The man was in his mid-20s, and he was lying on a wooden bed in a small room at the Collegium Augustalium in the Roman town of Herculaneum. It was after 1am, on an autumn night, almost 2000 years ago, so he was probably asleep when the first pyroclastic surge struck—a fast-flowing, superheated current of gas, ash and fragments of rock. Herculaneum had mostly been evacuated, as Mount Vesuvius had been erupting since the previous afternoon. The man on the bed is believed to have been the caretaker of the building he was found in.
Pier Paolo Petrone, a forensic anthropologist at the University of Naples Federico II, recently turned his attention to human remains excavated at Herculaneum in the 1960s, including the caretaker’s petrified body. Examining it, he noticed something shining within the skull—glossy black fragments. Petrone started to wonder: had the heat been sudden and intense enough to turn the caretaker’s brain into glass—to vitrify it?

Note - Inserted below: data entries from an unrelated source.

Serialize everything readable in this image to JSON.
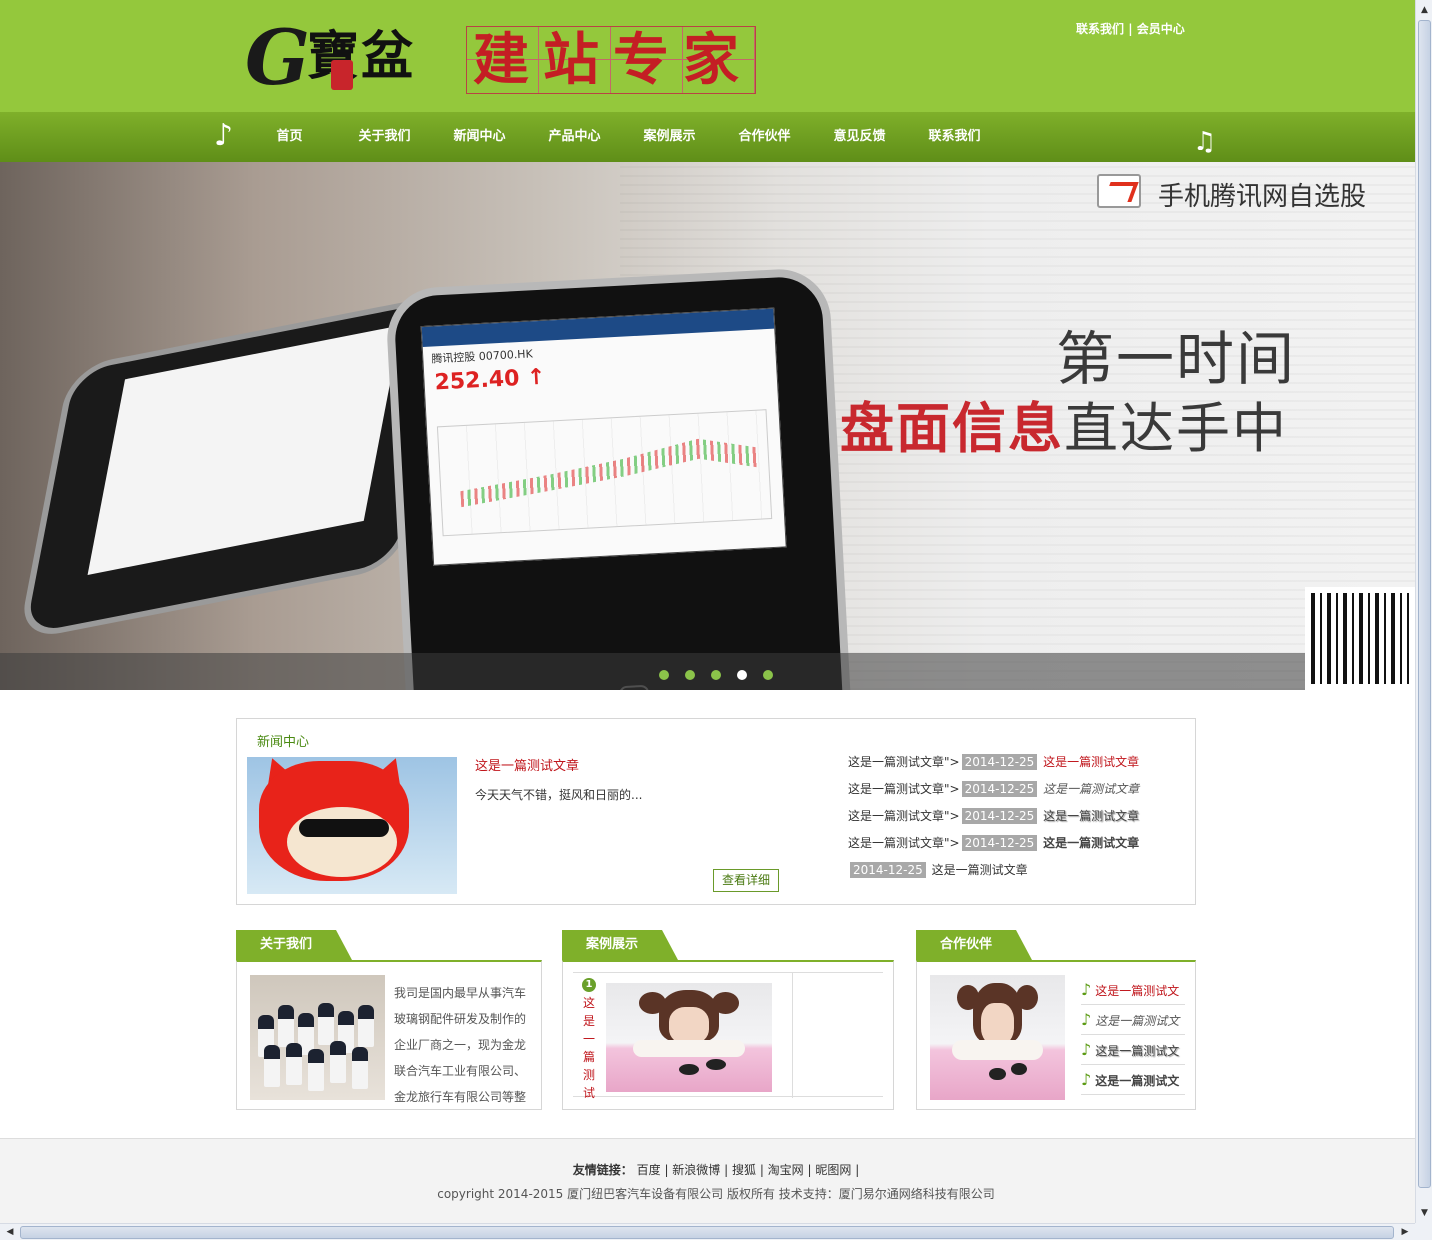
{
  "header": {
    "logo_brand": "G寶盆",
    "logo_title": "建站专家",
    "toplinks": {
      "contact": "联系我们",
      "separator": "|",
      "member": "会员中心"
    }
  },
  "nav": {
    "items": [
      "首页",
      "关于我们",
      "新闻中心",
      "产品中心",
      "案例展示",
      "合作伙伴",
      "意见反馈",
      "联系我们"
    ],
    "note_left": "♪",
    "note_right": "♫"
  },
  "banner": {
    "app_title": "手机腾讯网自选股",
    "headline1": "第一时间",
    "headline2_red": "盘面信息",
    "headline2_dark": "直达手中",
    "stock_name": "腾讯控股 00700.HK",
    "stock_price": "252.40 ↑",
    "slides": 5,
    "active_slide": 4
  },
  "news": {
    "title": "新闻中心",
    "article_title": "这是一篇测试文章",
    "article_desc": "今天天气不错，挺风和日丽的...",
    "detail_button": "查看详细",
    "list": [
      {
        "prefix": "这是一篇测试文章\">",
        "date": "2014-12-25",
        "link": "这是一篇测试文章"
      },
      {
        "prefix": "这是一篇测试文章\">",
        "date": "2014-12-25",
        "link": "这是一篇测试文章"
      },
      {
        "prefix": "这是一篇测试文章\">",
        "date": "2014-12-25",
        "link": "这是一篇测试文章"
      },
      {
        "prefix": "这是一篇测试文章\">",
        "date": "2014-12-25",
        "link": "这是一篇测试文章"
      },
      {
        "prefix": "",
        "date": "2014-12-25",
        "link": "这是一篇测试文章"
      }
    ]
  },
  "about": {
    "tab": "关于我们",
    "text": "我司是国内最早从事汽车玻璃钢配件研发及制作的企业厂商之一，现为金龙联合汽车工业有限公司、金龙旅行车有限公司等整"
  },
  "cases": {
    "tab": "案例展示",
    "item_number": "1",
    "item_title": "这是一篇测试"
  },
  "partners": {
    "tab": "合作伙伴",
    "items": [
      "这是一篇测试文",
      "这是一篇测试文",
      "这是一篇测试文",
      "这是一篇测试文"
    ]
  },
  "footer": {
    "links_label": "友情链接：",
    "links": [
      "百度",
      "新浪微博",
      "搜狐",
      "淘宝网",
      "昵图网"
    ],
    "copyright": "copyright 2014-2015 厦门纽巴客汽车设备有限公司 版权所有 技术支持：厦门易尔通网络科技有限公司"
  },
  "colors": {
    "header_green": "#94c83c",
    "nav_green": "#6a9c20",
    "accent_red": "#c0161c",
    "date_badge": "#a8a8a8"
  }
}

Vitrification occurs when material is superheated and then rapidly cooled. But it’s rare for brain matter to be preserved as it usually decomposes, or turns into a soap-like substance due to its fat content.
The glassy pieces were only found within the man’s head—but could Petrone prove that they were from the brain?
Petrone and his colleagues looked at the composition of the fragments, and identified proteins within the glass that are typically found in brain tissue, as well as fatty acids found in human hair. These substances are also found in plant or animal matter, but no signs of either were reported as the site was excavated. They also tested ash and other materials from the site, but the proteins weren’t present elsewhere.
The researchers’ study, published in January in The New England Journal of Medicine, found that the pyroclastic flow struck at a temperature of up to 520 degrees Celsius, according to their analysis of charred wood present in the man’s room. Petrone and his co-authors believe the heat instantly vaporised the man’s body fluids and liquefied his brain, which turned to glass as it cooled.
It’s the first known incidence of vitrified brain tissue; studies of other victims in Herculaneum did not contain similar glassy material, suggesting conditions within the Collegium Augustalium were unique.
In total, six pyroclastic surges buried Herculaneum. Because of its soil conditions, it’s better preserved than the nearby town of Pompeii.